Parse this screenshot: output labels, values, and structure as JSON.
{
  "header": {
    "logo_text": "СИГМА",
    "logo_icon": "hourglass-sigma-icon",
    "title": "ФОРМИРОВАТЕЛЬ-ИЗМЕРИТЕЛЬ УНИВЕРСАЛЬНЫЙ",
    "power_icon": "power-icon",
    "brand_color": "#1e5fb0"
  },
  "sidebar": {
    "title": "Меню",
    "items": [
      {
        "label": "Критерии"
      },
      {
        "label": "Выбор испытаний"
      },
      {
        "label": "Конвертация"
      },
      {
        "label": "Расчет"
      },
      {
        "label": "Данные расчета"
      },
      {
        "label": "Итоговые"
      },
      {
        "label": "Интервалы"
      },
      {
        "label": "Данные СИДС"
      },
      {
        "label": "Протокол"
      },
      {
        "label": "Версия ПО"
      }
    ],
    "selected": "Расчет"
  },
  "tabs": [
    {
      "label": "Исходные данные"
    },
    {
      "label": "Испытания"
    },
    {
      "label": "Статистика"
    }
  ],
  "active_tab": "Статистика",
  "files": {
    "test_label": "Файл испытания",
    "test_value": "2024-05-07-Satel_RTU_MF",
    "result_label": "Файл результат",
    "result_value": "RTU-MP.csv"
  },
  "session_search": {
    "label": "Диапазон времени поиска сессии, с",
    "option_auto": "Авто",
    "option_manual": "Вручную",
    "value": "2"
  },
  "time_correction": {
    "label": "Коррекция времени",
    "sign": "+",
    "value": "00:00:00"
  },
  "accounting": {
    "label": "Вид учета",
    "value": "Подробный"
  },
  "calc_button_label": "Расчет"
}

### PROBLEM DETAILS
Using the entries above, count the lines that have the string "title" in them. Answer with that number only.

### RESULT OF THIS EXERCISE
2